“The donors get the credit for all of this,” Ingram says, pointing at the new buildings. Led by Hatton Smith, chair of the UAB Athletics Campaign Committee, “we’ve raised more than $43 million in 18 months,” Ingram says. “The support we have right now has made us the envy of every college sports program in the country.” Contributions have poured in from all kinds of energized supporters—civic and business leaders, city councils throughout the region, UAB students and alumni, fans old and new, even a 5-year-old Ohio boy who donated his $1 allowance.
The newfound support proves that the community understands how Blazer athletics contribute to UAB’s success—raising its visibility, helping with recruitment, and firing up student life. And it shows that they grasp the importance of the Blazers and UAB to Birmingham, Ingram says. The team represents the city. Its success is UAB’s success is Birmingham’s success.
Back in the game
Even with confidence in the Blazers at an all-time high, Clark admits he wakes up at night strategizing ways to win games. He worries if his team will remember how to succeed on the road, how to keep up the momentum past the first game, and how to build upon a loss. But he is happy with how the players handled last fall, training and scrimmaging as if they had a game each week, then reviewing results and watching videos of other teams. Two years away from competition has given players time to build their strength and confidence—along with the element of surprise. Opposing teams don’t entirely know what to expect from this new Blazer team.
One thing fans will recognize, however, is the exciting, “up-tempo offense” that earned the Blazers a bowl-eligible 6-6 record in 2014, Clark says. “We may run the ball more in one game and throw it more in the next.” And when the other team has the ball, “we have to run a multiple defense because offenses are so good.” He also wants to build on past successes in special teams. (In 2014, UAB’s All-American J.J. Nelson led the country in kickoff returns.) “I want a well-balanced team that doesn’t make a lot of mistakes, doesn’t beat itself, protects the football, and is sound.”
Kicking off the future
What happens to Blazer football after September 2? Clark, along with Jones, Crews, the growing army of fans, and any aspiring screenwriters envisioning a movie about the comeback, naturally want a winning season—perhaps even a Conference USA championship and a bowl game. Clark also is looking ahead to a potential new home for the Blazers in a downtown stadium.
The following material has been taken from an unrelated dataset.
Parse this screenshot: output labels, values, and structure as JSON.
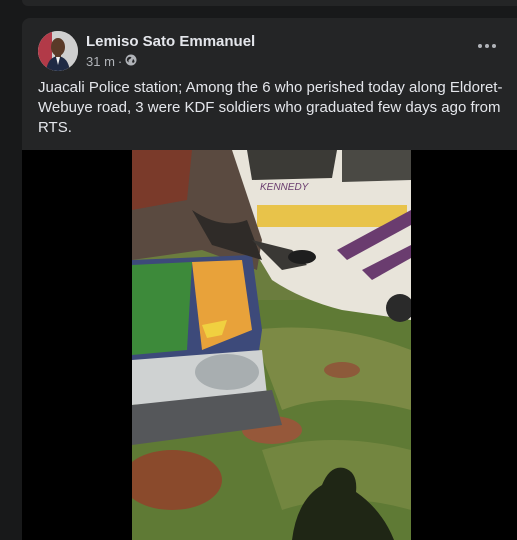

Right now, though, he wants to see fans in the seats cheering on his players who have worked so hard. “I say this all the time to the team: ‘You get what you put in. You get what you work for,’” Clark says. “We need the community to get involved, the same way they did to bring the program back. If they believe in our team, our university, and our city, then they need to be there.”
Ingram agrees. He sees football’s return as a step forward for the entire UAB athletic program. He wants to reintroduce Birmingham to the 17 other teams representing the city around the country—and he wants them to benefit from the support and enthusiasm football has inspired. Already, football donors have provided gifts to update the student-athlete academic center and build a weight room for the men’s and women’s basketball and golf teams. But more remains to be done. “If you see what our competitors have, this is not a time to rest,” Ingram says. Falling behind means falling to the bottom in recruiting and performance, he adds. “All of our student-athletes deserve a world-class experience that mirrors the world-class education they’re receiving.”
None of these tasks are small. But it could be argued that Clark and company already have done the impossible.
“Our team motto is ‘Do it better than it’s ever been done before,’” Clark says. “That’s how we handle every single day. How we get up. How we eat. How we work out. How we go to class. How we treat other people.
“We’re going to keep working hard,” adds the coach. “We never quit.”